Nothing worked so we became more tolerant. Rooster stayed. We soon found out why he was staying close to us.
There is a bad rooster gang (two roosters) here that likes to strut their stuff...like roosters do. So as with many species of males there is always a contest, who can fight the best, who can crow the loudest and who can rule the roost.
The Gang has intimidated one rooster so badly, he has chosen a life inside the chicken house with the cats. Our rooster, kindly named Rooster Cogburn by a friend, keeps surviving.
The Rowdy Roosters actively hunt this guy but unkindness is grouped under normal rooster behavior.
One day Hubby saved Rooster from an all out attack by the rogue pair. Later I notice they were sneaking their way back toward Rooster and big bad Pit Bull Bonnie gently herded the bad guys toward their territory. It was a site to behold. Bonnie has never been trained to herd. Like a good farm dog, she recognized a need to protect and gently removed the problem.
Rooster Cogburn is now blind in one eye thanks to these marauders. He survives. One day I rescued him from the Randy Rowdies. RC had tried to escape the inevitable flogging but because of his sight handicap he ran through the spokes of a work cart and could not untangle himself. The Rat Bastard rooster was pecking him and trying to spur him. I ran the other rooster off and gently extracted RC from his entangled condition. He immediately put his head under my arm but was shaking uncontrollably. Despite days and weeks of sleep disturbances, I cuddled and soothed the rooster thinking this could be his final hour.
Once again he surprised me and once again the dogs have surprised me. RC is their pet rooster. The first night of his last attack, the dogs took turns. No one left him alone. First Ki-Anne and Junior lay on the steps below tail to nose keeping a lookout in each direction. As the night cooled, they left and Squiggie took the night shift. He shivered and stayed not a foot away from the rooster who needed him.
When I feed the dogs, I leave a pile of food for RC. You have to show him the pile because he can't see his food but once found he had not lost the ability to peck.
Tonight I checked on him. This is what I found.
Lizzy on Rooster Protection Detail
While RC can no longer see to fly up to roost he has chosen our porch as his safe haven. I try to be grateful for the handy supply of fertilizer. I show him his food by tapping the porch and saying, Chick, chick. RC is learning quickly. Tonight he has watermelon as his dinner treat to celebrate his healing.
Ki-Anne shows for her shift
and Squiggie once again mans the night shift. I do clean the porch every day. Rooster Cogburn is quite the prolific pooper.
This morning he crowed! It doesn't sound as intrusive as it once did.
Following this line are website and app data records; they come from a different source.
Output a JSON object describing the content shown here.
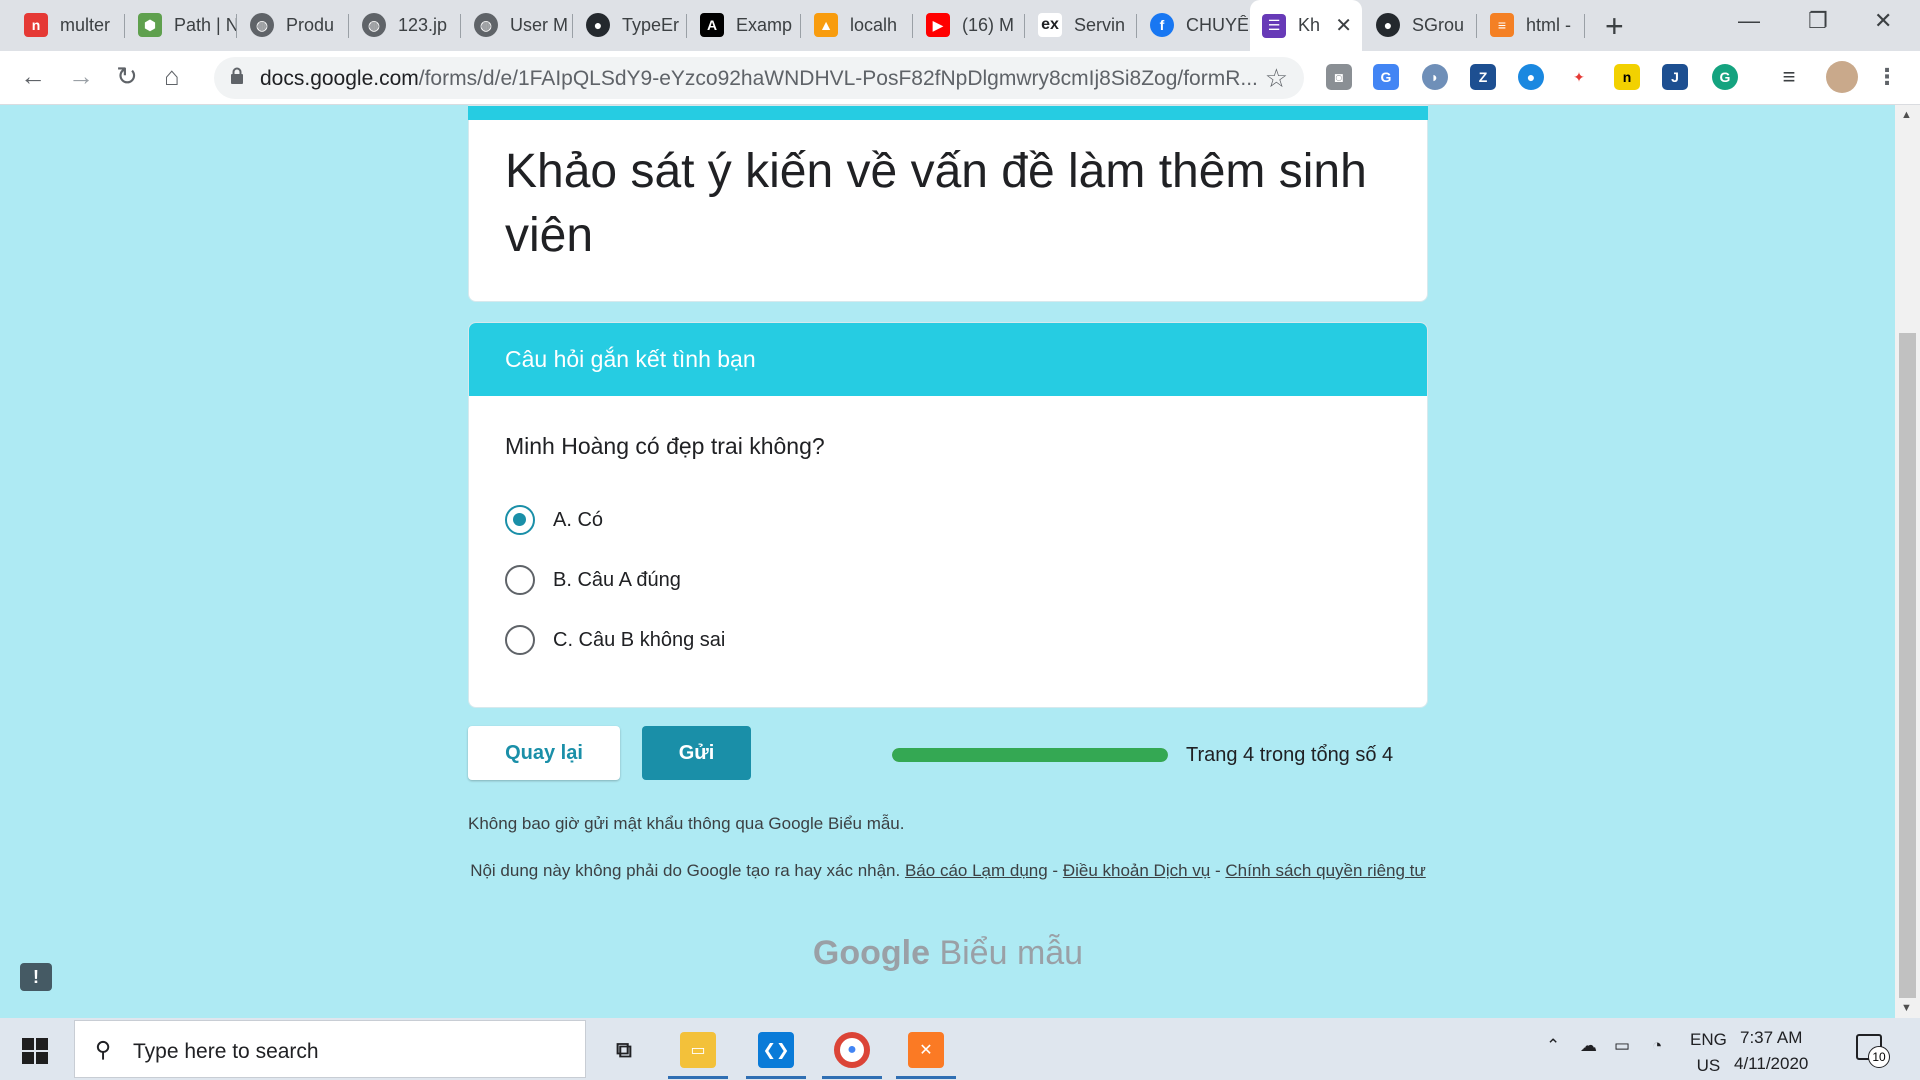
{
  "browser": {
    "tabs": [
      {
        "title": "multer",
        "icon": "red-brand-icon",
        "color": "#e53935",
        "glyph": "n"
      },
      {
        "title": "Path | N",
        "icon": "nodejs-icon",
        "color": "#5fa04e",
        "glyph": "⬢"
      },
      {
        "title": "Produ",
        "icon": "globe-icon",
        "color": "#5f6368",
        "glyph": "◍"
      },
      {
        "title": "123.jp",
        "icon": "globe-icon",
        "color": "#5f6368",
        "glyph": "◍"
      },
      {
        "title": "User M",
        "icon": "globe-icon",
        "color": "#5f6368",
        "glyph": "◍"
      },
      {
        "title": "TypeEr",
        "icon": "github-icon",
        "color": "#24292e",
        "glyph": "●"
      },
      {
        "title": "Examp",
        "icon": "a-brand-icon",
        "color": "#000000",
        "glyph": "A"
      },
      {
        "title": "localh",
        "icon": "phpmyadmin-icon",
        "color": "#f89c0e",
        "glyph": "▲"
      },
      {
        "title": "(16) M",
        "icon": "youtube-icon",
        "color": "#ff0000",
        "glyph": "▶"
      },
      {
        "title": "Servin",
        "icon": "ex-icon",
        "color": "#ffffff",
        "glyph": "ex"
      },
      {
        "title": "CHUYÊ",
        "icon": "facebook-icon",
        "color": "#1877f2",
        "glyph": "f"
      },
      {
        "title": "Kh",
        "icon": "google-forms-icon",
        "color": "#673ab7",
        "glyph": "☰",
        "active": true
      },
      {
        "title": "SGrou",
        "icon": "github-icon",
        "color": "#24292e",
        "glyph": "●"
      },
      {
        "title": "html -",
        "icon": "stackoverflow-icon",
        "color": "#f48024",
        "glyph": "≡"
      }
    ],
    "url_host": "docs.google.com",
    "url_path": "/forms/d/e/1FAIpQLSdY9-eYzco92haWNDHVL-PosF82fNpDlgmwry8cmIj8Si8Zog/formR..."
  },
  "form": {
    "title": "Khảo sát ý kiến về vấn đề làm thêm sinh viên",
    "section_title": "Câu hỏi gắn kết tình bạn",
    "question": "Minh Hoàng có đẹp trai không?",
    "options": [
      {
        "label": "A. Có",
        "selected": true
      },
      {
        "label": "B. Câu A đúng",
        "selected": false
      },
      {
        "label": "C. Câu B không sai",
        "selected": false
      }
    ],
    "back_label": "Quay lại",
    "submit_label": "Gửi",
    "progress_fraction": 1.0,
    "progress_text": "Trang 4 trong tổng số 4",
    "password_warning": "Không bao giờ gửi mật khẩu thông qua Google Biểu mẫu.",
    "disclaimer_text": "Nội dung này không phải do Google tạo ra hay xác nhận.",
    "link_report": "Báo cáo Lạm dụng",
    "link_terms": "Điều khoản Dịch vụ",
    "link_privacy": "Chính sách quyền riêng tư",
    "separator": "-",
    "brand_google": "Google",
    "brand_product": "Biểu mẫu",
    "feedback_glyph": "!"
  },
  "taskbar": {
    "search_placeholder": "Type here to search",
    "language_top": "ENG",
    "language_bottom": "US",
    "time": "7:37 AM",
    "date": "4/11/2020",
    "notification_count": "10"
  },
  "colors": {
    "accent": "#26cce2",
    "button": "#1a8fa8",
    "progress": "#34a853",
    "page_bg": "#aeeaf3"
  }
}
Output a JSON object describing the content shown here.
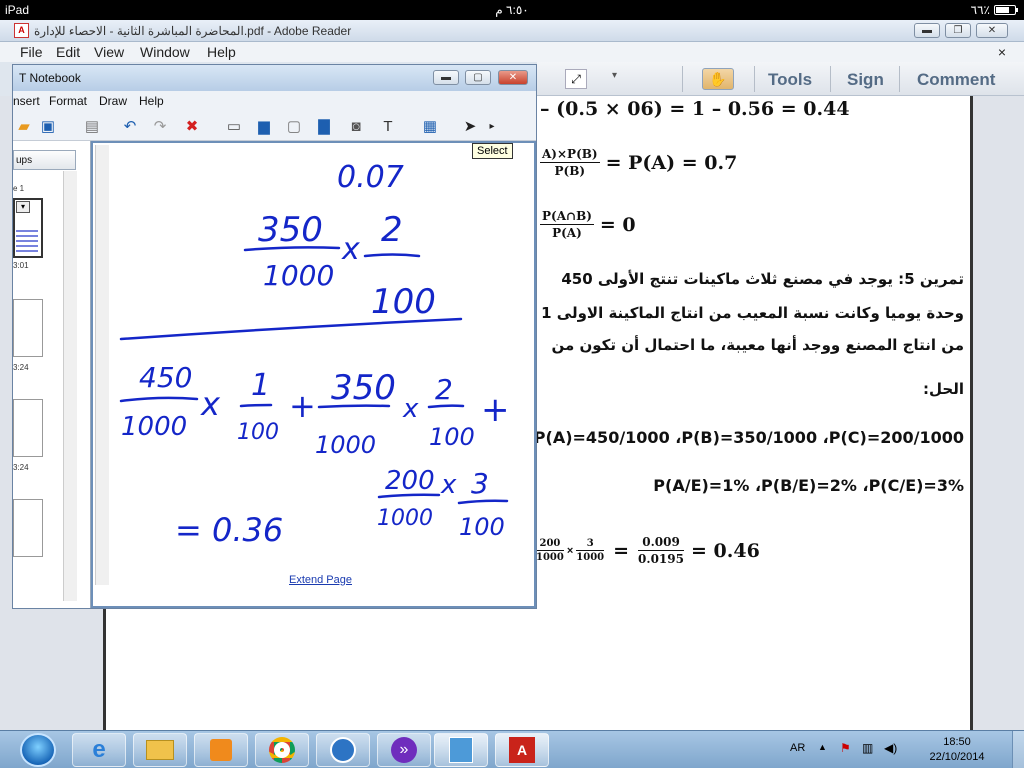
{
  "ipad_status": {
    "device": "iPad",
    "time": "٦:٥٠ م",
    "battery": "٦٦٪"
  },
  "reader": {
    "window_title": "المحاضرة المباشرة الثانية - الاحصاء للإدارة.pdf - Adobe Reader",
    "menu": [
      "File",
      "Edit",
      "View",
      "Window",
      "Help"
    ],
    "close_x": "×",
    "toolbar": {
      "tools": "Tools",
      "sign": "Sign",
      "comment": "Comment"
    }
  },
  "pdf": {
    "line1": "– (0.5 × 06) = 1 – 0.56 = 0.44",
    "line2_frac_num": "A)×P(B)",
    "line2_frac_den": "P(B)",
    "line2_rest": "= P(A) = 0.7",
    "line3_frac_num": "P(A∩B)",
    "line3_frac_den": "P(A)",
    "line3_rest": "= 0",
    "arabic1": "تمرين 5: يوجد في مصنع ثلاث ماكينات تنتج الأولى 450",
    "arabic2": "وحدة يوميا وكانت نسبة المعيب من انتاج الماكينة الاولى 1",
    "arabic3": "من انتاج المصنع ووجد أنها معيبة، ما احتمال أن تكون من",
    "solution": "الحل:",
    "probs": "P(A)=450/1000 ،P(B)=350/1000 ،P(C)=200/1000",
    "cond_probs": "P(A/E)=1%   ،P(B/E)=2% ،P(C/E)=3%",
    "final_f1_num": "200",
    "final_f1_den": "1000",
    "final_x": "×",
    "final_f2_num": "3",
    "final_f2_den": "1000",
    "final_eq1": "=",
    "final_f3_num": "0.009",
    "final_f3_den": "0.0195",
    "final_rest": "= 0.46"
  },
  "notebook": {
    "title": "T Notebook",
    "menu": [
      "nsert",
      "Format",
      "Draw",
      "Help"
    ],
    "tooltip": "Select",
    "groups_button": "ups",
    "thumb_labels": [
      "e 1",
      "3:01",
      "3:24",
      "3:24"
    ],
    "extend_page": "Extend Page",
    "handwriting": {
      "top_value": "0.07",
      "frac_a_num": "350",
      "frac_a_den": "1000",
      "times_a": "x",
      "frac_b_num": "2",
      "frac_b_den": "100",
      "d1_num": "450",
      "d1_den": "1000",
      "d_times1": "x",
      "d2_num": "1",
      "d2_den": "100",
      "plus1": "+",
      "d3_num": "350",
      "d3_den": "1000",
      "d_times2": "x",
      "d4_num": "2",
      "d4_den": "100",
      "plus2": "+",
      "d5_num": "200",
      "d5_den": "1000",
      "d_times3": "x",
      "d6_num": "3",
      "d6_den": "100",
      "result": "= 0.36"
    }
  },
  "taskbar": {
    "lang": "AR",
    "time": "18:50",
    "date": "22/10/2014"
  },
  "colors": {
    "ink": "#1426c8",
    "reader_toolbar_text": "#546b85",
    "taskbar": "#8fb3d6"
  }
}
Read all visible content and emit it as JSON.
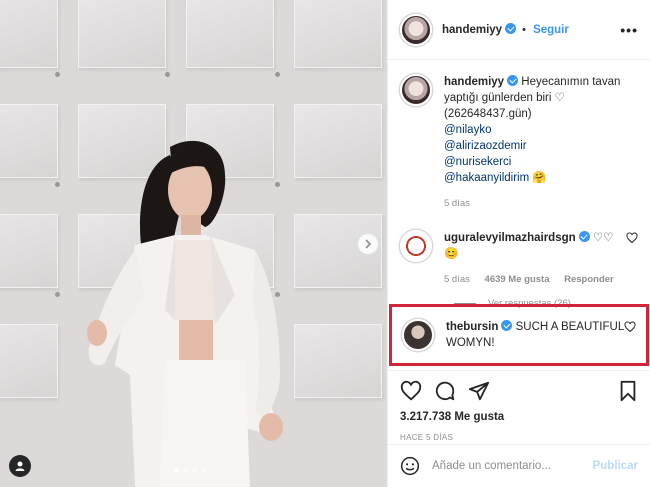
{
  "header": {
    "username": "handemiyy",
    "separator": "•",
    "follow_label": "Seguir",
    "more_label": "•••"
  },
  "caption": {
    "username": "handemiyy",
    "text": "Heyecanımın tavan yaptığı günlerden biri ♡ (262648437.gün)",
    "mentions": [
      "@nilayko",
      "@alirizaozdemir",
      "@nurisekerci",
      "@hakaanyildirim 🤗"
    ],
    "time": "5 días"
  },
  "comment1": {
    "username": "uguralevyilmazhairdsgn",
    "text": "♡♡",
    "emoji": "😊",
    "time": "5 días",
    "likes": "4639 Me gusta",
    "reply_label": "Responder",
    "view_replies": "Ver respuestas (26)"
  },
  "comment2": {
    "username": "thebursin",
    "text": "SUCH A BEAUTIFUL WOMYN!"
  },
  "post": {
    "likes": "3.217.738 Me gusta",
    "ago": "HACE 5 DÍAS"
  },
  "add_comment": {
    "placeholder": "Añade un comentario...",
    "publish_label": "Publicar"
  },
  "colors": {
    "accent": "#3897f0",
    "highlight": "#d2243a"
  }
}
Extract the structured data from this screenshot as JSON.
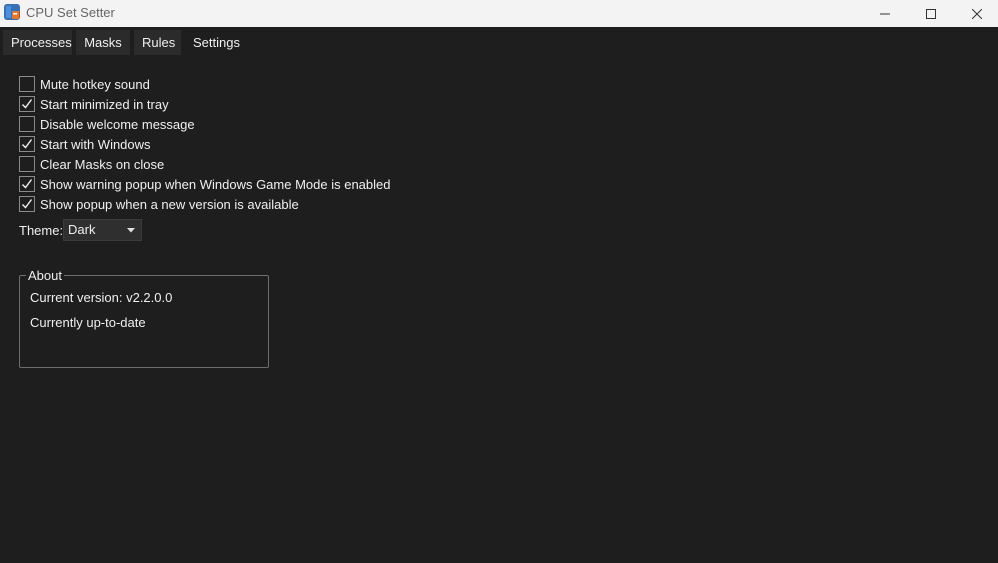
{
  "window": {
    "title": "CPU Set Setter",
    "icon": "app-icon"
  },
  "tabs": [
    {
      "label": "Processes",
      "active": false
    },
    {
      "label": "Masks",
      "active": false
    },
    {
      "label": "Rules",
      "active": false
    },
    {
      "label": "Settings",
      "active": true
    }
  ],
  "settings": {
    "options": [
      {
        "label": "Mute hotkey sound",
        "checked": false
      },
      {
        "label": "Start minimized in tray",
        "checked": true
      },
      {
        "label": "Disable welcome message",
        "checked": false
      },
      {
        "label": "Start with Windows",
        "checked": true
      },
      {
        "label": "Clear Masks on close",
        "checked": false
      },
      {
        "label": "Show warning popup when Windows Game Mode is enabled",
        "checked": true
      },
      {
        "label": "Show popup when a new version is available",
        "checked": true
      }
    ],
    "theme_label": "Theme:",
    "theme_value": "Dark"
  },
  "about": {
    "title": "About",
    "version_text": "Current version: v2.2.0.0",
    "status_text": "Currently up-to-date"
  },
  "colors": {
    "background": "#1e1e1e",
    "titlebar": "#f3f3f3",
    "tab_bg": "#2b2b2b"
  }
}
RC will not become dumplings as I had planned a month ago. There is a surprising softness hidden deep with in me that I try not to show too often.
On the other hand I am wondering if I can fit two Rogue roosters in a stew pot.